National hunt races the whole year round, with up to five meetings a day. It is the second most popular sport in spectator terms in the UK and Ireland, where the big jumping festivals of Cheltenham and Aintree run for four days to packed houses.
The top steeplechasers and hurdlers are possibly bigger stars than their blue-blooded flat racing cousins.
Steeplechasing, though, has a minor presence in this part of the world, popular in just one Australian state, Victoria, where it is dogged by a vociferous band of animal rights activists. In New Zealand, there is effectively half a meeting a week over winter. In the other important markets for New Zealand thoroughbreds, Singapore and Hong Kong, it has no presence at all.
But while New Zealand may not produce the out-and-out stayer of yesteryear, it has been doing brilliantly with its new breed.

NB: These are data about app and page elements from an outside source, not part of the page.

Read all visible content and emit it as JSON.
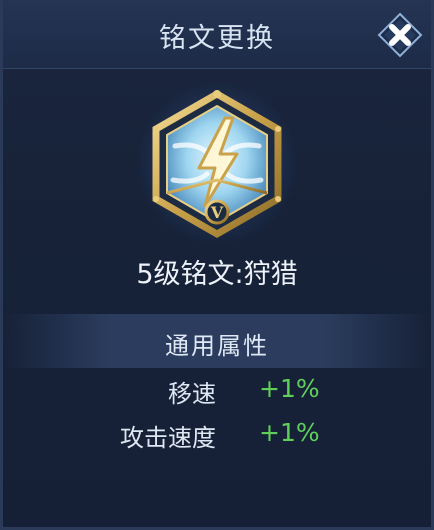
{
  "header": {
    "title": "铭文更换",
    "close_icon": "close-icon"
  },
  "rune": {
    "icon": "lightning-rune-icon",
    "tier_mark": "V",
    "name": "5级铭文:狩猎"
  },
  "attributes_section": {
    "title": "通用属性",
    "items": [
      {
        "label": "移速",
        "value": "+1%"
      },
      {
        "label": "攻击速度",
        "value": "+1%"
      }
    ]
  },
  "colors": {
    "positive_value": "#5fcf5a",
    "frame_gold": "#c9a24a",
    "rune_ice": "#9fd6f0"
  }
}
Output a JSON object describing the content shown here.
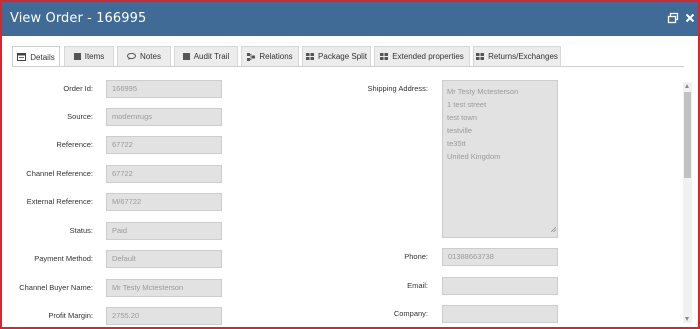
{
  "window": {
    "title": "View Order - 166995",
    "colors": {
      "titlebar": "#3f6b96",
      "border": "#d9262e"
    },
    "buttons": [
      "restore-icon",
      "close-icon"
    ]
  },
  "tabs": [
    {
      "label": "Details",
      "icon": "details-icon",
      "active": true
    },
    {
      "label": "Items",
      "icon": "items-icon",
      "active": false
    },
    {
      "label": "Notes",
      "icon": "notes-icon",
      "active": false
    },
    {
      "label": "Audit Trail",
      "icon": "audit-trail-icon",
      "active": false
    },
    {
      "label": "Relations",
      "icon": "relations-icon",
      "active": false
    },
    {
      "label": "Package Split",
      "icon": "package-split-icon",
      "active": false
    },
    {
      "label": "Extended properties",
      "icon": "extended-properties-icon",
      "active": false
    },
    {
      "label": "Returns/Exchanges",
      "icon": "returns-exchanges-icon",
      "active": false
    }
  ],
  "left_fields": [
    {
      "label": "Order Id:",
      "value": "166995"
    },
    {
      "label": "Source:",
      "value": "modernrugs"
    },
    {
      "label": "Reference:",
      "value": "67722"
    },
    {
      "label": "Channel Reference:",
      "value": "67722"
    },
    {
      "label": "External Reference:",
      "value": "M/67722"
    },
    {
      "label": "Status:",
      "value": "Paid"
    },
    {
      "label": "Payment Method:",
      "value": "Default"
    },
    {
      "label": "Channel Buyer Name:",
      "value": "Mr Testy Mctesterson"
    },
    {
      "label": "Profit Margin:",
      "value": "2755.20"
    }
  ],
  "shipping": {
    "label": "Shipping Address:",
    "lines": [
      "Mr Testy Mctesterson",
      "1 test street",
      "test town",
      "testville",
      "te35tt",
      "United Kingdom"
    ]
  },
  "right_fields": [
    {
      "label": "Phone:",
      "value": "01388663738"
    },
    {
      "label": "Email:",
      "value": ""
    },
    {
      "label": "Company:",
      "value": ""
    }
  ]
}
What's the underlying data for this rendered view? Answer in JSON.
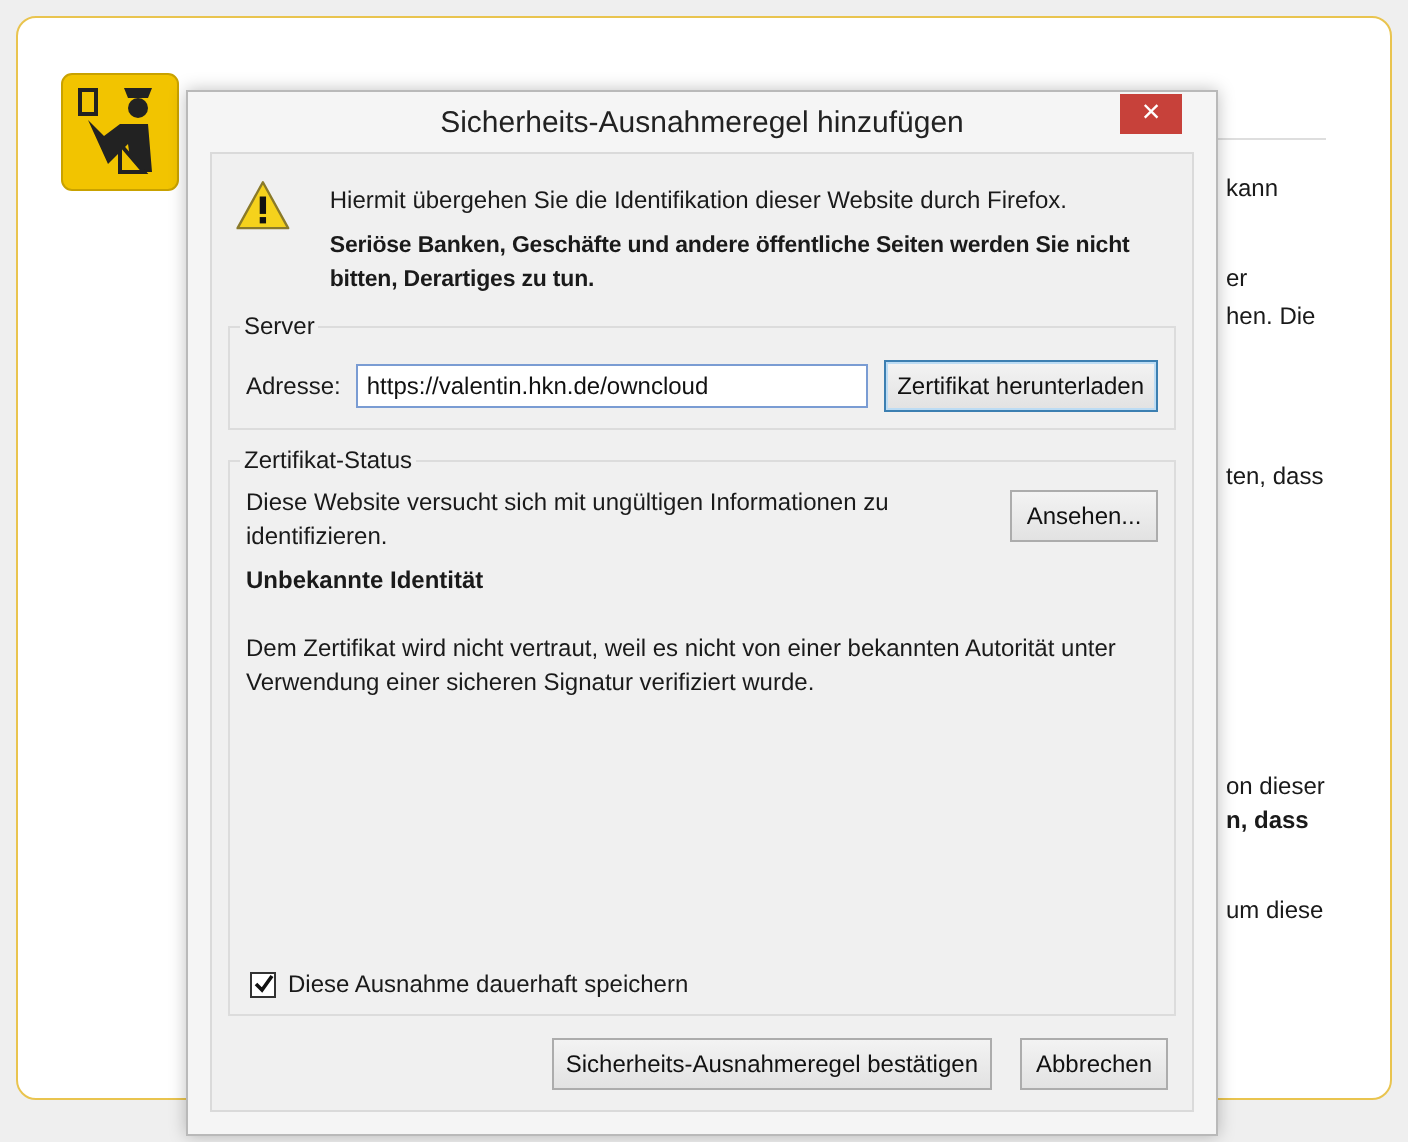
{
  "background_page": {
    "fragments": [
      {
        "text": "kann",
        "bold": false
      },
      {
        "text": "er",
        "bold": false
      },
      {
        "text": "hen. Die",
        "bold": false
      },
      {
        "text": "ten, dass",
        "bold": false
      },
      {
        "text": "on dieser",
        "bold": false
      },
      {
        "text": "n, dass",
        "bold": true
      },
      {
        "text": "um diese",
        "bold": false
      }
    ]
  },
  "dialog": {
    "title": "Sicherheits-Ausnahmeregel hinzufügen",
    "close_button": "×",
    "warning": {
      "text": "Hiermit übergehen Sie die Identifikation dieser Website durch Firefox.",
      "bold_text": "Seriöse Banken, Geschäfte und andere öffentliche Seiten werden Sie nicht bitten, Derartiges zu tun."
    },
    "server": {
      "legend": "Server",
      "address_label": "Adresse:",
      "address_value": "https://valentin.hkn.de/owncloud",
      "download_button": "Zertifikat herunterladen"
    },
    "certificate_status": {
      "legend": "Zertifikat-Status",
      "message": "Diese Website versucht sich mit ungültigen Informationen zu identifizieren.",
      "view_button": "Ansehen...",
      "heading": "Unbekannte Identität",
      "detail": "Dem Zertifikat wird nicht vertraut, weil es nicht von einer bekannten Autorität unter Verwendung einer sicheren Signatur verifiziert wurde.",
      "permanent": {
        "label": "Diese Ausnahme dauerhaft speichern",
        "checked": true
      }
    },
    "buttons": [
      {
        "label": "Sicherheits-Ausnahmeregel bestätigen"
      },
      {
        "label": "Abbrechen"
      }
    ]
  }
}
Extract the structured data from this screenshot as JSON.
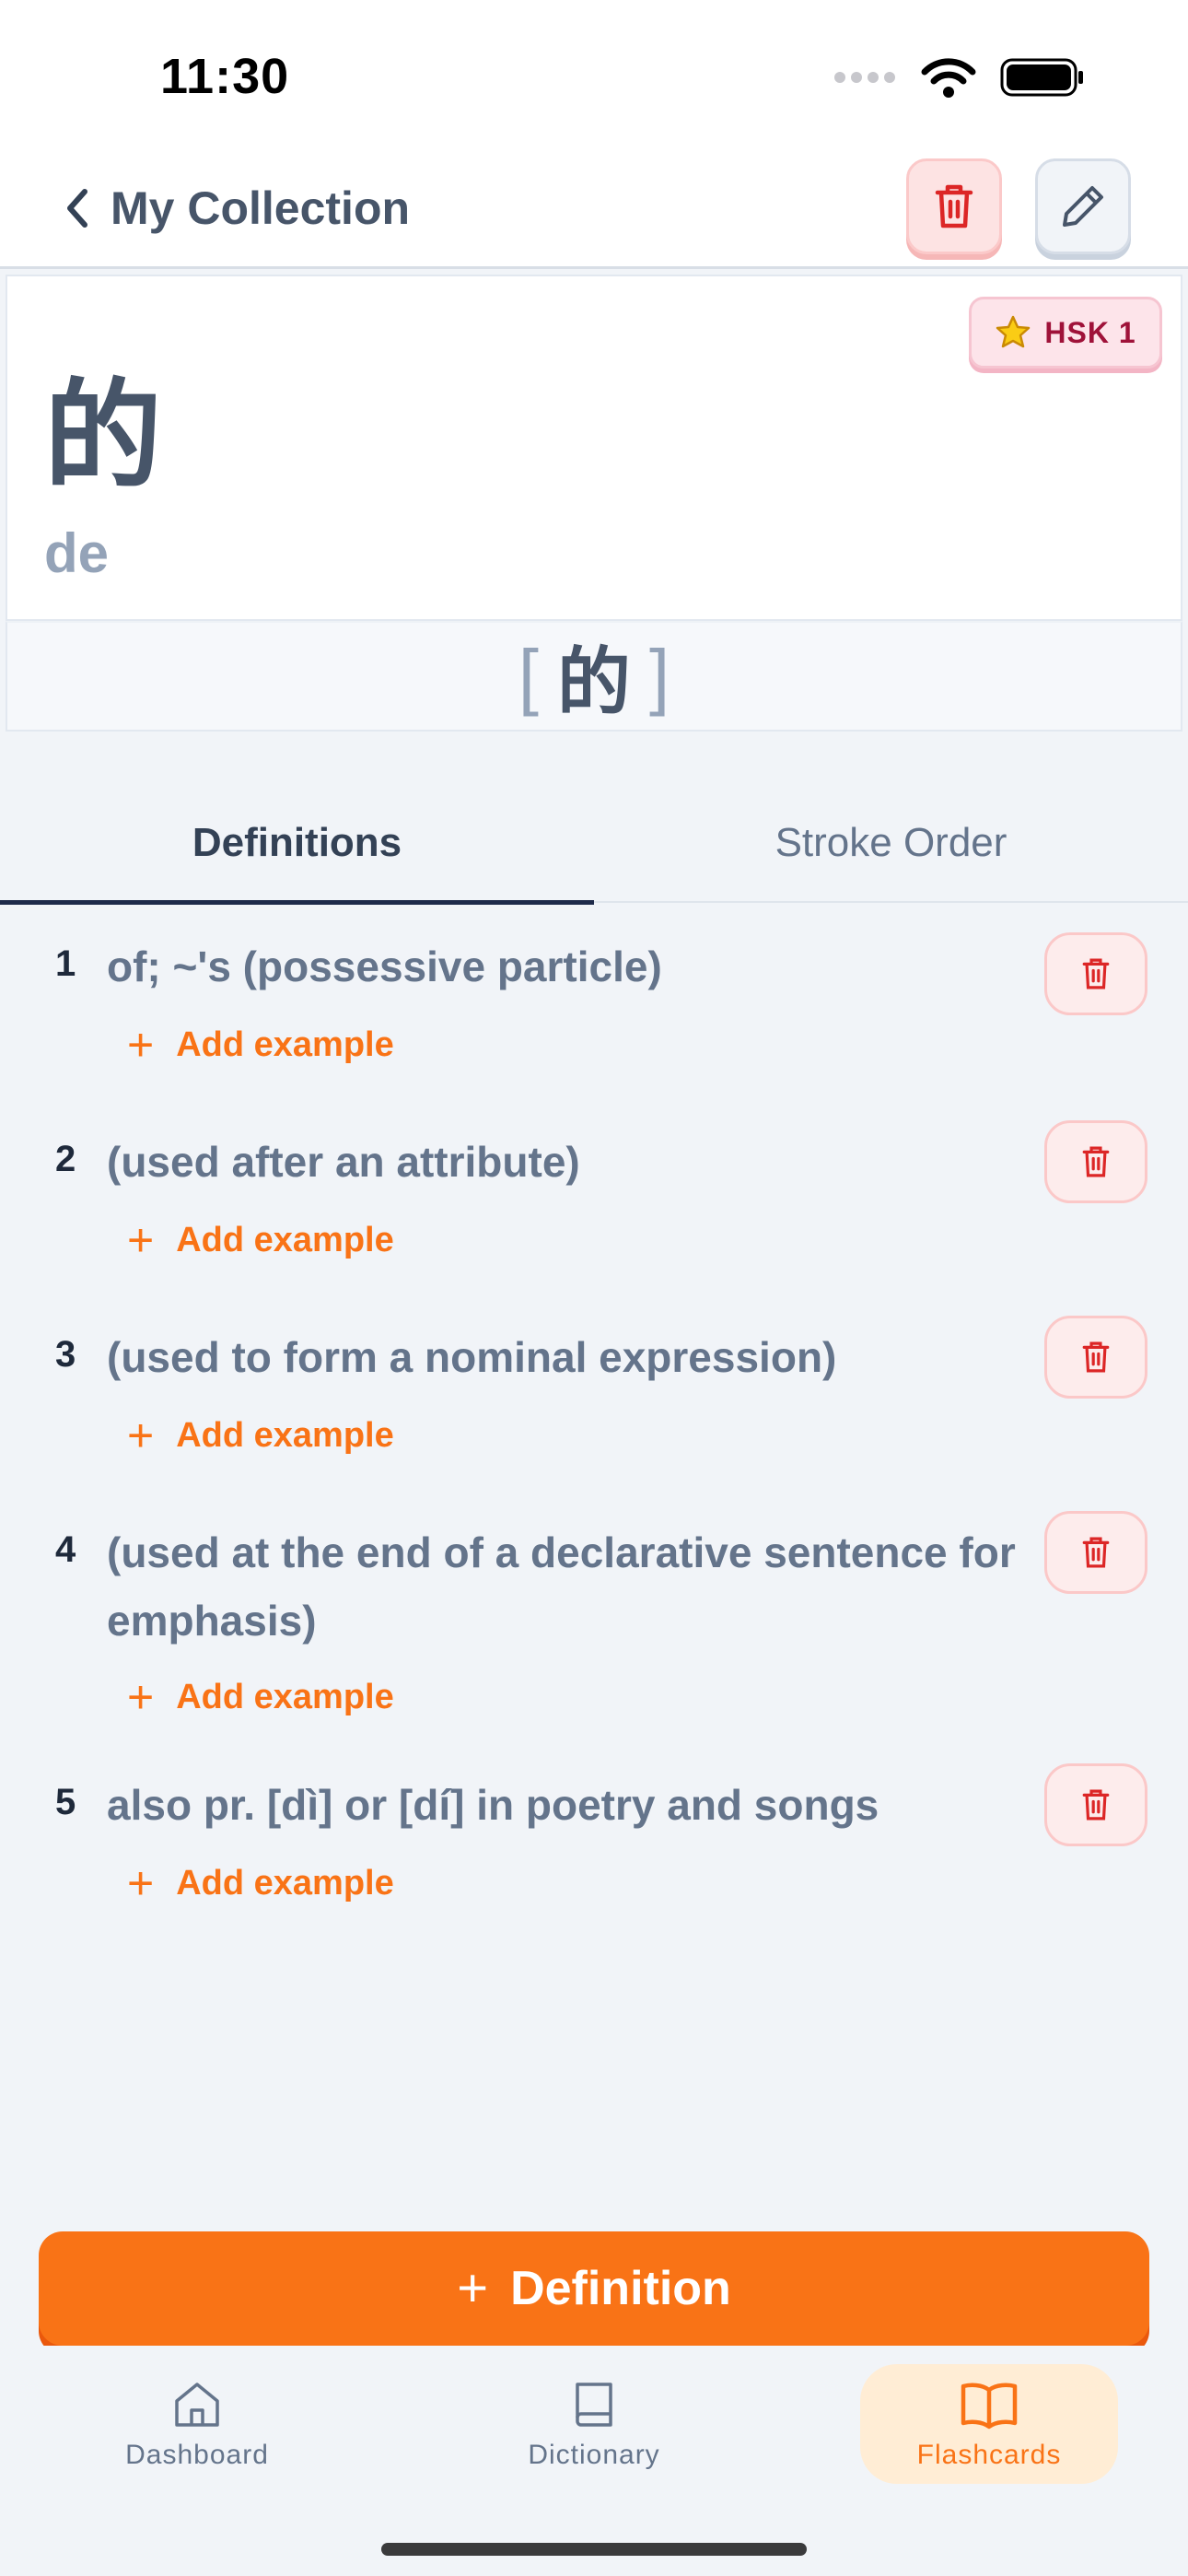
{
  "status_bar": {
    "time": "11:30"
  },
  "nav": {
    "back_label": "My Collection",
    "delete_icon": "trash-icon",
    "edit_icon": "pencil-icon"
  },
  "word": {
    "hsk_level": "HSK 1",
    "hanzi": "的",
    "pinyin": "de",
    "traditional_open": "[",
    "traditional": "的",
    "traditional_close": "]"
  },
  "tabs": [
    {
      "label": "Definitions",
      "active": true
    },
    {
      "label": "Stroke Order",
      "active": false
    }
  ],
  "definitions": [
    {
      "num": "1",
      "text": "of; ~'s (possessive particle)",
      "add_label": "Add example"
    },
    {
      "num": "2",
      "text": "(used after an attribute)",
      "add_label": "Add example"
    },
    {
      "num": "3",
      "text": "(used to form a nominal expression)",
      "add_label": "Add example"
    },
    {
      "num": "4",
      "text": "(used at the end of a declarative sentence for emphasis)",
      "add_label": "Add example"
    },
    {
      "num": "5",
      "text": "also pr. [dì] or [dí] in poetry and songs",
      "add_label": "Add example"
    }
  ],
  "add_definition": {
    "plus": "+",
    "label": "Definition"
  },
  "add_example_plus": "+",
  "tab_bar": [
    {
      "label": "Dashboard",
      "icon": "home-icon",
      "active": false
    },
    {
      "label": "Dictionary",
      "icon": "book-icon",
      "active": false
    },
    {
      "label": "Flashcards",
      "icon": "open-book-icon",
      "active": true
    }
  ],
  "colors": {
    "accent": "#f97316",
    "danger": "#dc2626",
    "text_dark": "#334155",
    "text_muted": "#64748b"
  }
}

We have seen Karaka graduates So You Think and Little Bridge flying New Zealand Bloodstock's colours among the European bluebloods at Royal Ascot, where both claimed group one victories.
So You Think was also one of the favourites in one of the greatest tests of a thoroughbred, the Prix de l'Arc de Triomphe.
New Zealand 3-year-olds are still doing the job in Southern Hemisphere classic races.
New Zealand-bred horses and Karaka graduates won six Derbies last year - the VRC, New Zealand, Perak, Hong Kong, Singapore and South Australian derbies - making it a stunning 18 Derby victories since 2010.
While the Melbourne Cup may now be a few hundred metres too far, Karaka graduate Ocean Park claimed the fifth Cox Plate victory in the last six years for New Zealand horses.
In fact, New Zealand has bred 25 of the last 50 Cox Plate winners, the WFA championship of Australia and arguably the most important race for breeding in this part of the world.
Kiwi horses have won over a quarter of all Australia's group one three-year-old races since 2000 and a third of those over 2000m or more.
Karaka graduates won eight of the 11 2012 Hong Kong Champion Awards, including a clean sweep of the Champion Sprinter, Miler, Middle-Distance and Stayer Awards, plus the Horse of the Year crown.
Often a mark of a champion racehorse is its ability to perform through its classic 3-year-old season.
Group one races for this age include some of the turf's richest events and last season in Australia and New Zealand offered more than $18 million.
Indeed, a Melbourne Cup can be seen as a detriment to a stallion's career, and though So You Think ran a gallant fourth in his attempt in 2011, it may have counted against him joining Coolmore Australia's select stallion band as he has this year on his retirement.
So New Zealand Bloodstock's Karaka Yearling Sales, which begin tomorrow and run to February 4, are still a magnet for the top owners and trainers of Australia and Asia.
Last year, Australian buyers spent $32 million on New Zealand horses, while those from Hong Kong spent just over $12 million and Singapore owners a little under $4 million.
New Zealand trainers, who often have satellite stables in Australia and Asia, spent $25,851,300.
Sales are still down from the pre-economic crisis days of 2008, when $111 million was spent. But the ship has been steadily righting and this week buyers will be out in force looking for the next New Zealand champion.